$275 Billion Plan Seeks to Address Housing Crisis
Sheryl Gay Stolberg and Edmund L. Andrews, The New York Times
MESA, Ariz. — President Obama announced a plan on Wednesday to help as many as nine million American homeowners refinance their mortgages or avert foreclosure, saying that it would shore up housing prices, stabilize neighborhoods and slow a downward spiral that was “unraveling homeownership, the middle class and the American Dream itself.”
The plan, which was more ambitious and expensive than many housing analysts had expected, drew praise from consumer advocates as well as the financial industry.
Some Americans, Underwater but Ineligible, Are Riled Up
Nick Timiraos and Michael M. Phillips, The Wall Street Journal

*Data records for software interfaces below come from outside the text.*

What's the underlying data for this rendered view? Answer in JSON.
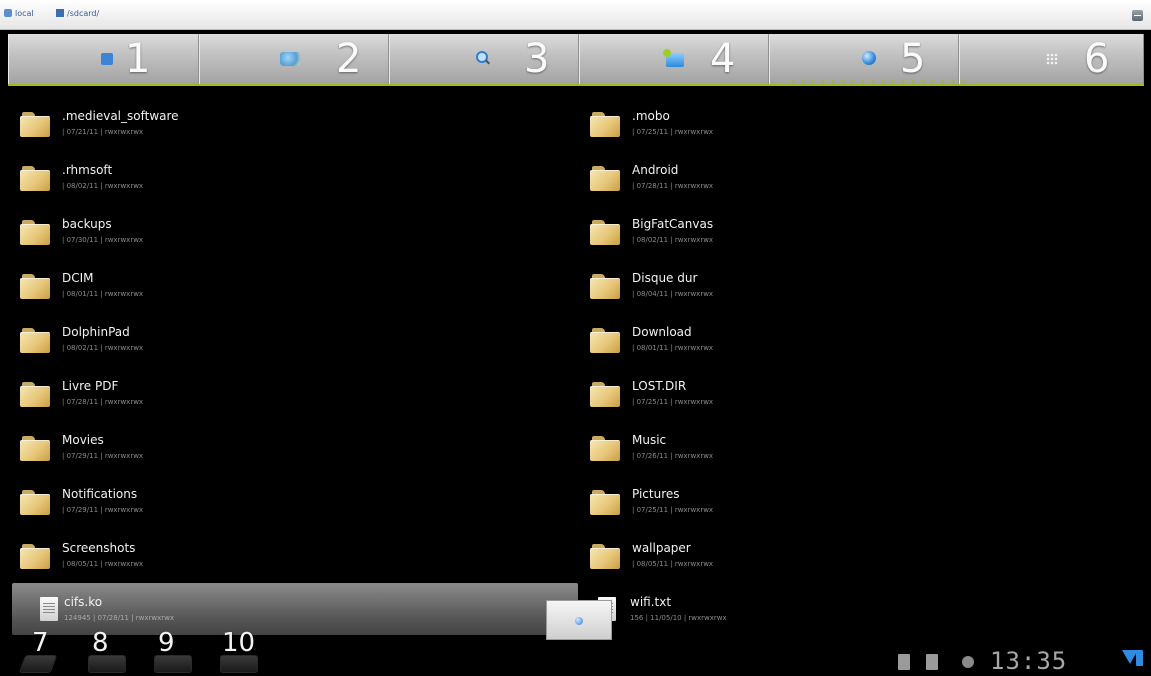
{
  "address_bar": {
    "items": [
      {
        "label": "local",
        "icon": "device-icon"
      },
      {
        "label": "/sdcard/",
        "icon": "folder-icon"
      }
    ]
  },
  "tabs": [
    {
      "number": "1",
      "icon": "square-icon"
    },
    {
      "number": "2",
      "icon": "photo-icon"
    },
    {
      "number": "3",
      "icon": "search-icon"
    },
    {
      "number": "4",
      "icon": "folder-icon"
    },
    {
      "number": "5",
      "icon": "globe-icon"
    },
    {
      "number": "6",
      "icon": "grid-icon"
    }
  ],
  "files_left": [
    {
      "name": ".medieval_software",
      "meta": "| 07/21/11 | rwxrwxrwx"
    },
    {
      "name": ".rhmsoft",
      "meta": "| 08/02/11 | rwxrwxrwx"
    },
    {
      "name": "backups",
      "meta": "| 07/30/11 | rwxrwxrwx"
    },
    {
      "name": "DCIM",
      "meta": "| 08/01/11 | rwxrwxrwx"
    },
    {
      "name": "DolphinPad",
      "meta": "| 08/02/11 | rwxrwxrwx"
    },
    {
      "name": "Livre PDF",
      "meta": "| 07/28/11 | rwxrwxrwx"
    },
    {
      "name": "Movies",
      "meta": "| 07/29/11 | rwxrwxrwx"
    },
    {
      "name": "Notifications",
      "meta": "| 07/29/11 | rwxrwxrwx"
    },
    {
      "name": "Screenshots",
      "meta": "| 08/05/11 | rwxrwxrwx"
    }
  ],
  "files_right": [
    {
      "name": ".mobo",
      "meta": "| 07/25/11 | rwxrwxrwx"
    },
    {
      "name": "Android",
      "meta": "| 07/28/11 | rwxrwxrwx"
    },
    {
      "name": "BigFatCanvas",
      "meta": "| 08/02/11 | rwxrwxrwx"
    },
    {
      "name": "Disque dur",
      "meta": "| 08/04/11 | rwxrwxrwx"
    },
    {
      "name": "Download",
      "meta": "| 08/01/11 | rwxrwxrwx"
    },
    {
      "name": "LOST.DIR",
      "meta": "| 07/25/11 | rwxrwxrwx"
    },
    {
      "name": "Music",
      "meta": "| 07/26/11 | rwxrwxrwx"
    },
    {
      "name": "Pictures",
      "meta": "| 07/25/11 | rwxrwxrwx"
    },
    {
      "name": "wallpaper",
      "meta": "| 08/05/11 | rwxrwxrwx"
    }
  ],
  "selected_file": {
    "name": "cifs.ko",
    "meta": "124945 | 07/28/11 | rwxrwxrwx"
  },
  "file_right_last": {
    "name": "wifi.txt",
    "meta": "156 | 11/05/10 | rwxrwxrwx"
  },
  "bottom_nav": {
    "numbers": [
      "7",
      "8",
      "9",
      "10"
    ],
    "icons": [
      "back-icon",
      "home-icon",
      "recent-apps-icon",
      "menu-icon"
    ]
  },
  "status": {
    "time": "13:35",
    "accent_color": "#2f8ae0"
  }
}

President Barack Obama's new foreclosure-prevention plan is already sparking outrage from some Americans who won't qualify for federal aid -- and from those who resent having to foot the bill for those who do.

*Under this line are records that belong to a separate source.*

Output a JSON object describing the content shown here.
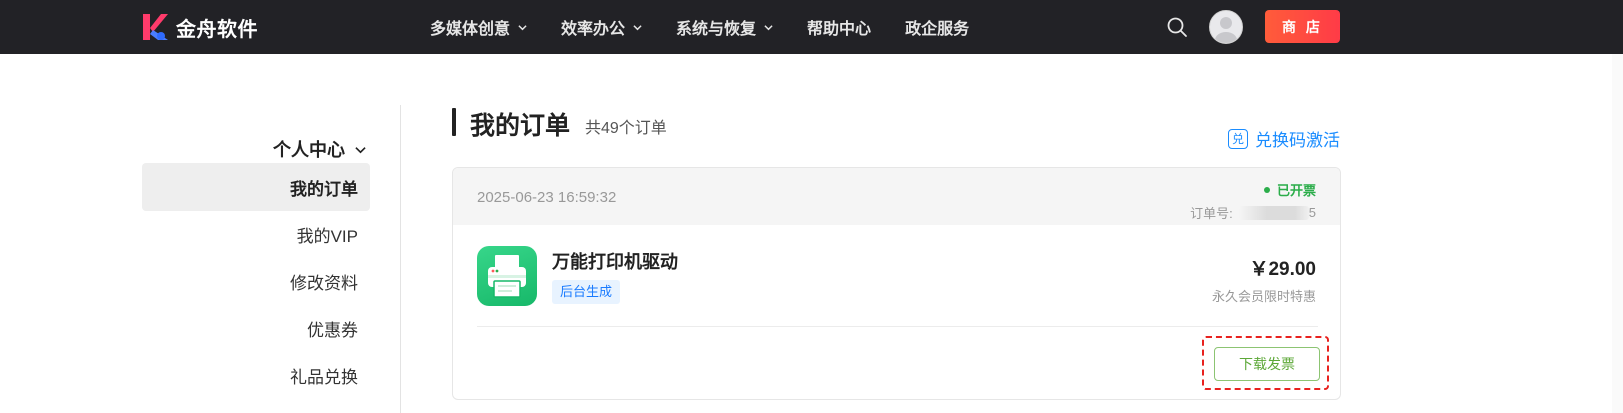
{
  "brand": {
    "name": "金舟软件"
  },
  "nav": {
    "items": [
      {
        "label": "多媒体创意",
        "has_dropdown": true
      },
      {
        "label": "效率办公",
        "has_dropdown": true
      },
      {
        "label": "系统与恢复",
        "has_dropdown": true
      },
      {
        "label": "帮助中心",
        "has_dropdown": false
      },
      {
        "label": "政企服务",
        "has_dropdown": false
      }
    ],
    "store_label": "商 店"
  },
  "sidebar": {
    "group_label": "个人中心",
    "items": [
      {
        "label": "我的订单",
        "active": true
      },
      {
        "label": "我的VIP",
        "active": false
      },
      {
        "label": "修改资料",
        "active": false
      },
      {
        "label": "优惠券",
        "active": false
      },
      {
        "label": "礼品兑换",
        "active": false
      }
    ]
  },
  "main": {
    "title": "我的订单",
    "count_text": "共49个订单",
    "redeem_label": "兑换码激活",
    "redeem_icon_char": "兑",
    "order": {
      "date": "2025-06-23 16:59:32",
      "status": "已开票",
      "order_no_label": "订单号:",
      "order_no_tail": "5",
      "product_name": "万能打印机驱动",
      "tag": "后台生成",
      "price": "￥29.00",
      "price_note": "永久会员限时特惠",
      "download_invoice_label": "下载发票"
    }
  },
  "colors": {
    "topbar": "#222226",
    "store_gradient_start": "#ff5c3a",
    "store_gradient_end": "#ff3b47",
    "accent_blue": "#1a8cff",
    "status_green": "#2bad4a",
    "highlight_red": "#e8211e"
  }
}
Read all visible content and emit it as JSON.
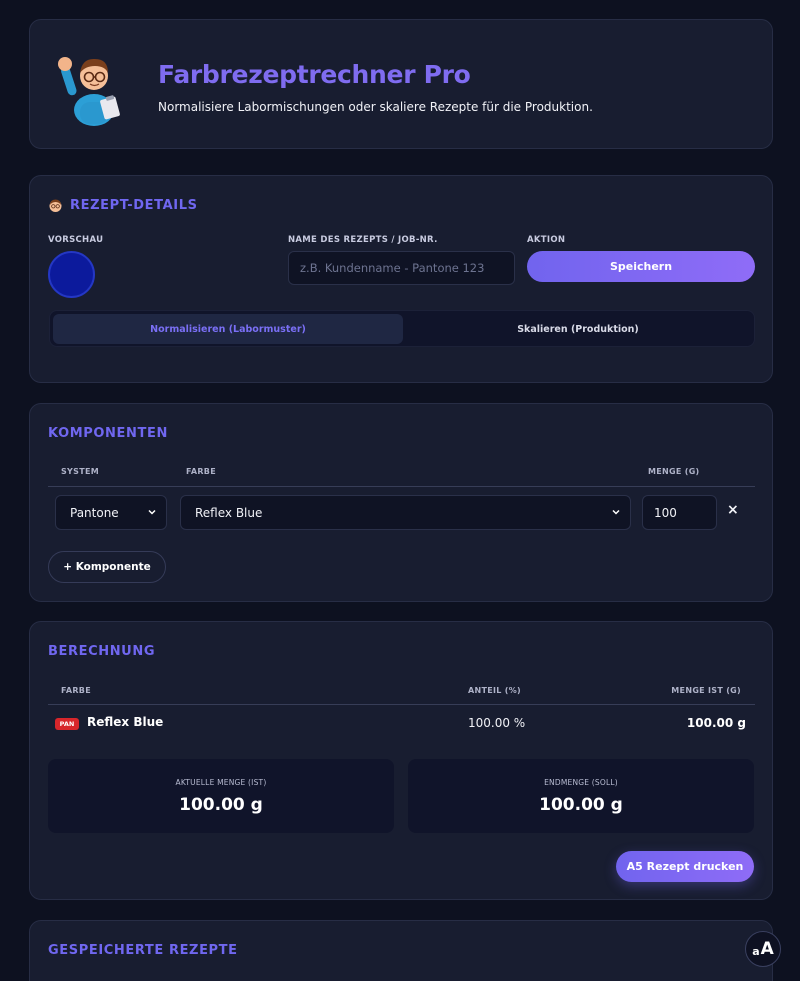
{
  "header": {
    "title": "Farbrezeptrechner Pro",
    "subtitle": "Normalisiere Labormischungen oder skaliere Rezepte für die Produktion."
  },
  "details": {
    "section_title": "REZEPT-DETAILS",
    "preview_label": "VORSCHAU",
    "preview_color": "#0c1a9c",
    "name_label": "NAME DES REZEPTS / JOB-NR.",
    "name_value": "",
    "name_placeholder": "z.B. Kundenname - Pantone 123",
    "action_label": "AKTION",
    "save_label": "Speichern",
    "modes": [
      {
        "label": "Normalisieren (Labormuster)",
        "active": true
      },
      {
        "label": "Skalieren (Produktion)",
        "active": false
      }
    ]
  },
  "components": {
    "section_title": "KOMPONENTEN",
    "headers": {
      "system": "SYSTEM",
      "color": "FARBE",
      "amount": "MENGE (G)"
    },
    "rows": [
      {
        "system": "Pantone",
        "color": "Reflex Blue",
        "amount": "100",
        "remove": "×"
      }
    ],
    "add_label": "+ Komponente"
  },
  "calculation": {
    "section_title": "BERECHNUNG",
    "headers": {
      "color": "FARBE",
      "share": "ANTEIL (%)",
      "amount": "MENGE IST (G)"
    },
    "rows": [
      {
        "badge": "PAN",
        "color": "Reflex Blue",
        "share": "100.00 %",
        "amount": "100.00 g"
      }
    ],
    "current_label": "AKTUELLE MENGE (IST)",
    "current_value": "100.00 g",
    "target_label": "ENDMENGE (SOLL)",
    "target_value": "100.00 g",
    "print_label": "A5 Rezept drucken"
  },
  "saved": {
    "section_title": "GESPEICHERTE REZEPTE"
  },
  "font_toggle": {
    "small": "a",
    "big": "A"
  },
  "colors": {
    "accent": "#7067f0",
    "background": "#0d1120",
    "card": "#181d30",
    "badge": "#d7262b"
  }
}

"What do you expect from the government?" said David Newton, 46 years old, proprietor of DJN Management LLC, which owns 232 rental apartments in the Atlanta area. "The government isn't out there to help people who obey the law and follow the rules."

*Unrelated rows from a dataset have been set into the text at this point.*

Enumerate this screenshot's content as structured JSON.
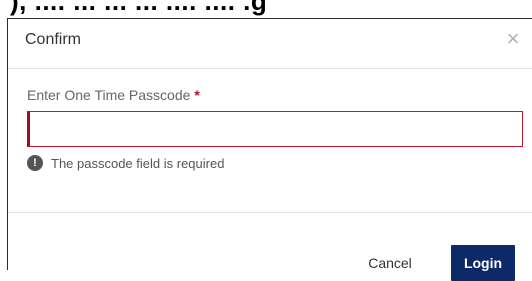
{
  "background": {
    "partial_text": "), .... ... ... ... .... .... .g"
  },
  "dialog": {
    "title": "Confirm",
    "close_symbol": "×",
    "field_label": "Enter One Time Passcode",
    "required_marker": "*",
    "input_value": "",
    "error_icon_glyph": "!",
    "error_message": "The passcode field is required",
    "cancel_label": "Cancel",
    "login_label": "Login"
  },
  "colors": {
    "login_button": "#0d2a68",
    "error_border": "#c01a2f",
    "required_marker": "#b3122b"
  },
  "icons": {
    "close": "close-icon",
    "error": "error-icon"
  }
}
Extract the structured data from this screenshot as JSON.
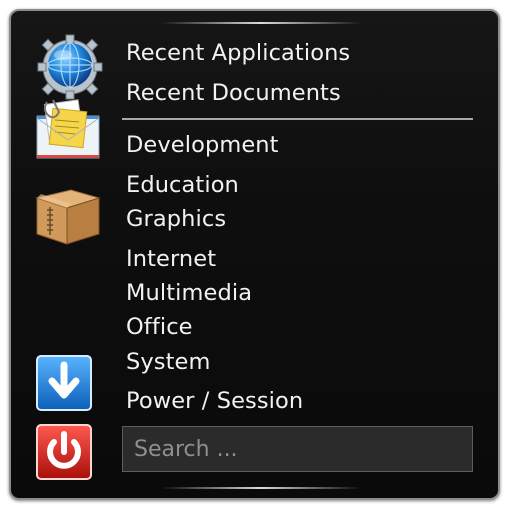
{
  "menu": {
    "items": [
      {
        "label": "Recent Applications"
      },
      {
        "label": "Recent Documents"
      },
      {
        "label": "Development"
      },
      {
        "label": "Education"
      },
      {
        "label": "Graphics"
      },
      {
        "label": "Internet"
      },
      {
        "label": "Multimedia"
      },
      {
        "label": "Office"
      },
      {
        "label": "System"
      },
      {
        "label": "Power / Session"
      }
    ]
  },
  "search": {
    "placeholder": "Search ..."
  },
  "icons": [
    {
      "name": "globe-gear-icon",
      "color": "#2a8fe0"
    },
    {
      "name": "mail-documents-icon",
      "color": "#f2d04a"
    },
    {
      "name": "package-box-icon",
      "color": "#c8935a"
    },
    {
      "name": "download-arrow-icon",
      "color": "#1e7fd8"
    },
    {
      "name": "power-icon",
      "color": "#d4221c"
    }
  ]
}
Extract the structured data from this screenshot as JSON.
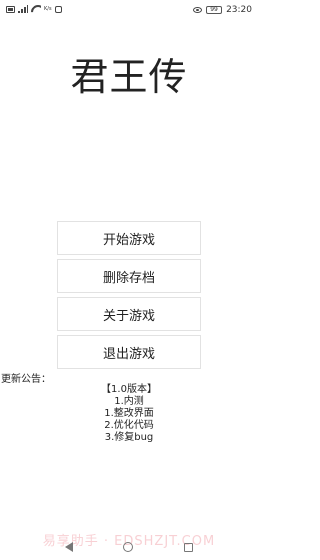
{
  "status_bar": {
    "network_speed": "K/s",
    "battery": "99",
    "time": "23:20"
  },
  "app": {
    "title": "君王传"
  },
  "menu": {
    "start": "开始游戏",
    "delete": "删除存档",
    "about": "关于游戏",
    "exit": "退出游戏"
  },
  "notice": {
    "label": "更新公告：",
    "lines": [
      "【1.0版本】",
      "1.内测",
      "1.整改界面",
      "2.优化代码",
      "3.修复bug"
    ]
  },
  "watermark": "易享助手 · EDSHZJT.COM",
  "icons": [
    "sim-icon",
    "signal-icon",
    "wifi-icon",
    "message-icon",
    "eye-icon",
    "battery-icon",
    "back-icon",
    "home-icon",
    "recents-icon"
  ]
}
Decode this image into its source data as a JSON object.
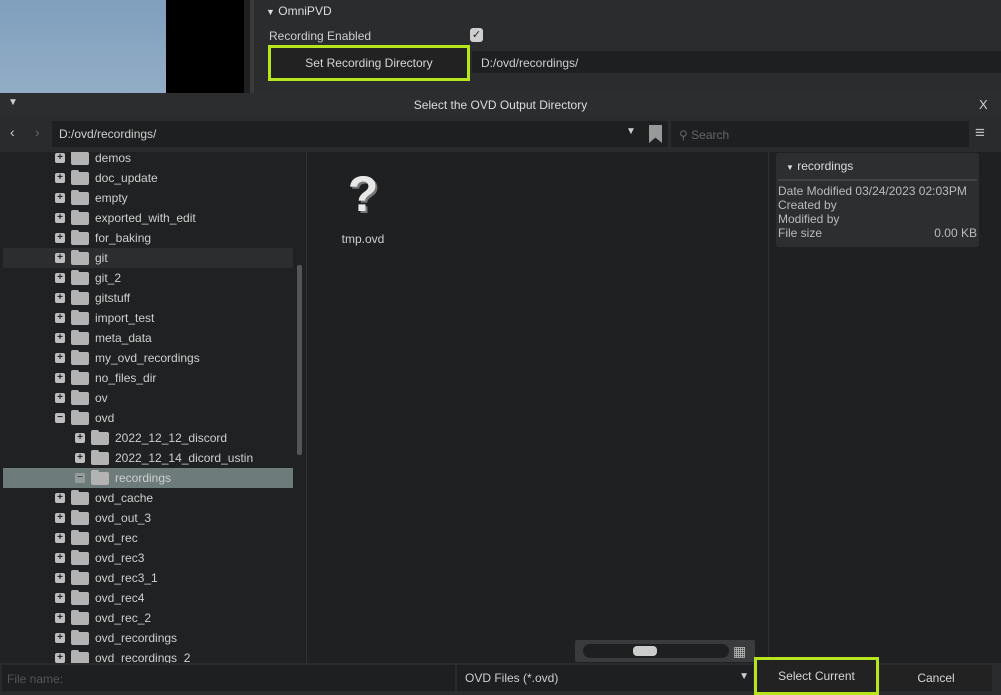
{
  "top_panel": {
    "section": "OmniPVD",
    "recording_enabled_label": "Recording Enabled",
    "recording_enabled": true,
    "set_dir_button": "Set Recording Directory",
    "dir_value": "D:/ovd/recordings/"
  },
  "dialog": {
    "title": "Select the OVD Output Directory",
    "close": "X",
    "path": "D:/ovd/recordings/",
    "search_placeholder": "Search",
    "tree": [
      {
        "label": "demos",
        "level": 0,
        "state": "collapsed"
      },
      {
        "label": "doc_update",
        "level": 0,
        "state": "collapsed"
      },
      {
        "label": "empty",
        "level": 0,
        "state": "collapsed"
      },
      {
        "label": "exported_with_edit",
        "level": 0,
        "state": "collapsed"
      },
      {
        "label": "for_baking",
        "level": 0,
        "state": "collapsed"
      },
      {
        "label": "git",
        "level": 0,
        "state": "collapsed",
        "hover": true
      },
      {
        "label": "git_2",
        "level": 0,
        "state": "collapsed"
      },
      {
        "label": "gitstuff",
        "level": 0,
        "state": "collapsed"
      },
      {
        "label": "import_test",
        "level": 0,
        "state": "collapsed"
      },
      {
        "label": "meta_data",
        "level": 0,
        "state": "collapsed"
      },
      {
        "label": "my_ovd_recordings",
        "level": 0,
        "state": "collapsed"
      },
      {
        "label": "no_files_dir",
        "level": 0,
        "state": "collapsed"
      },
      {
        "label": "ov",
        "level": 0,
        "state": "collapsed"
      },
      {
        "label": "ovd",
        "level": 0,
        "state": "expanded"
      },
      {
        "label": "2022_12_12_discord",
        "level": 1,
        "state": "collapsed"
      },
      {
        "label": "2022_12_14_dicord_ustin",
        "level": 1,
        "state": "collapsed"
      },
      {
        "label": "recordings",
        "level": 1,
        "state": "expanded",
        "selected": true
      },
      {
        "label": "ovd_cache",
        "level": 0,
        "state": "collapsed"
      },
      {
        "label": "ovd_out_3",
        "level": 0,
        "state": "collapsed"
      },
      {
        "label": "ovd_rec",
        "level": 0,
        "state": "collapsed"
      },
      {
        "label": "ovd_rec3",
        "level": 0,
        "state": "collapsed"
      },
      {
        "label": "ovd_rec3_1",
        "level": 0,
        "state": "collapsed"
      },
      {
        "label": "ovd_rec4",
        "level": 0,
        "state": "collapsed"
      },
      {
        "label": "ovd_rec_2",
        "level": 0,
        "state": "collapsed"
      },
      {
        "label": "ovd_recordings",
        "level": 0,
        "state": "collapsed"
      },
      {
        "label": "ovd_recordings_2",
        "level": 0,
        "state": "collapsed"
      }
    ],
    "files": [
      {
        "name": "tmp.ovd",
        "icon": "question-mark-icon"
      }
    ],
    "info": {
      "title": "recordings",
      "date_modified_label": "Date Modified",
      "date_modified": "03/24/2023 02:03PM",
      "created_by_label": "Created by",
      "modified_by_label": "Modified by",
      "file_size_label": "File size",
      "file_size": "0.00 KB"
    },
    "filename_placeholder": "File name:",
    "filter": "OVD Files (*.ovd)",
    "select_button": "Select Current",
    "cancel_button": "Cancel"
  },
  "colors": {
    "highlight": "#b7e61e",
    "selected_row": "#6d7b7b"
  }
}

Fed Leaders Issue Bleak Forecast
Neil Irwin and Annys Shin, The Washington Post
It could take years for the nation to fully bounce back from the recession, according to new projections by leaders of the Federal Reserve, who indicated that even once the economy starts expanding again, it will be an "unusually gradual and prolonged" recovery.
The unemployment rate will remain elevated through at least 2011, according to the policymakers' official forecast, released yesterday, and the economy this year could shrink by 1.3 percent. That would mark the sharpest contraction in 27 years.
Delinquent Borrowers Turn Increasingly to Litigation over Mitigation
Charles Winiowski, MBA NewsLink
TAMPA, Fla.--Mortgage servicers should expect increased state and federal litigation on servicing activities as borrowers and even state and local governments turning to increasingly sympathetic courts to resolve contractual conflicts and/or to disrupt the foreclosure process, analysts said.
Terry Hutchens, president of Hutchens, Senter & Britton, Fayetteville, N.C., told participants yesterday at the Mortgage Bankers Association's National Mortgage Servicing Conference and Expo that while lenders or mortgage servicing firms in the past might be given the benefit of the doubt in the event a home foreclosure case went to court, juries and judges in the current unfriendly judicial environment do not feel as inclined to cut mortgage firms or their attorneys any slack whatsoever.
Brokers: Commission rates holding up in Florida
Natalie Keith, Inman News
Whether they've had to take a cut in their commission percentage rate with the sale of a foreclosed home or saw a decrease in commission dollars per sale due to plummeting prices, many brokers throughout Florida have seen their income drop precipitously with weakened market conditions.
"People are trying to close sales any way they can," said Ellie Trahan, a broker with Golden Rule Real Estate in Ocala. "One of the first things that gets cut is the commission."
Obama's mortgage plan up against fast-rising defaults
Maura Reynolds, The Los Angeles Times
Reporting from Washington -- The housing plan unveiled by President Obama on Wednesday goes further than any previous effort to break the vicious cycle of declining home values, rising mortgage defaults and frozen credit that triggered the country's worst recession since the 1930s.
And it embraces strategies that attack the complex problems on several fronts but without requiring a long struggle in Congress.
We already own the banks -- shouldn't we run them?
Michael Hitzik, The Los Angeles Times
The worst thing about ideological sloganeering is that it obscures, rather than clarifies, the facts of a situation.
Exhibit A: The question of whether we should "nationalize" our crippled banks. To the political right, the very word smacks of the world of banana republics. To the left, it's just what those idiots on Wall Street deserve, and long overdue.